**DIRECTIONS:** What is needed is an exact copy of every entry.

Top of INFORMATION SHOWN

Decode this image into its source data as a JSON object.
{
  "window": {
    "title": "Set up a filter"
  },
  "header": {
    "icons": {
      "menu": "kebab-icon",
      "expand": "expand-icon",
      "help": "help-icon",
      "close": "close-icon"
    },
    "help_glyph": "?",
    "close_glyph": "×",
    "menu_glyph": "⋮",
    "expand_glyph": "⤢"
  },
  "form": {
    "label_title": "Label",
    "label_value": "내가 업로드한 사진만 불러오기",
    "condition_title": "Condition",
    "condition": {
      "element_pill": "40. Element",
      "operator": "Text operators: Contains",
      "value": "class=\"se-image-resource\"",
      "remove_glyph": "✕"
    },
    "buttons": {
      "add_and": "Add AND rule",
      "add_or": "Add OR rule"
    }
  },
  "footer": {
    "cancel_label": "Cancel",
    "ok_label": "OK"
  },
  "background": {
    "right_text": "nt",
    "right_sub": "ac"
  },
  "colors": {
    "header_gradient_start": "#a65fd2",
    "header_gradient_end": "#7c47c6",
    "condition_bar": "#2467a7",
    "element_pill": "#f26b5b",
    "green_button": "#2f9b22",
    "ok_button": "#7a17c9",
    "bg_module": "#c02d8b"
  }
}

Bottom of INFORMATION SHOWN

**ANSWER AREA:**
Decode this image into its source data as a JSON object.
{
  "window": {
    "title": "Set up a filter"
  },
  "header": {
    "icons": {
      "menu": "kebab-icon",
      "expand": "expand-icon",
      "help": "help-icon",
      "close": "close-icon"
    },
    "help_glyph": "?",
    "close_glyph": "×",
    "menu_glyph": "⋮",
    "expand_glyph": "⤢"
  },
  "form": {
    "label_title": "Label",
    "label_value": "내가 업로드한 사진만 불러오기",
    "condition_title": "Condition",
    "condition": {
      "element_pill": "40. Element",
      "operator": "Text operators: Contains",
      "value": "class=\"se-image-resource\"",
      "remove_glyph": "✕"
    },
    "buttons": {
      "add_and": "Add AND rule",
      "add_or": "Add OR rule"
    }
  },
  "footer": {
    "cancel_label": "Cancel",
    "ok_label": "OK"
  },
  "background": {
    "right_text": "nt",
    "right_sub": "ac"
  },
  "colors": {
    "header_gradient_start": "#a65fd2",
    "header_gradient_end": "#7c47c6",
    "condition_bar": "#2467a7",
    "element_pill": "#f26b5b",
    "green_button": "#2f9b22",
    "ok_button": "#7a17c9",
    "bg_module": "#c02d8b"
  }
}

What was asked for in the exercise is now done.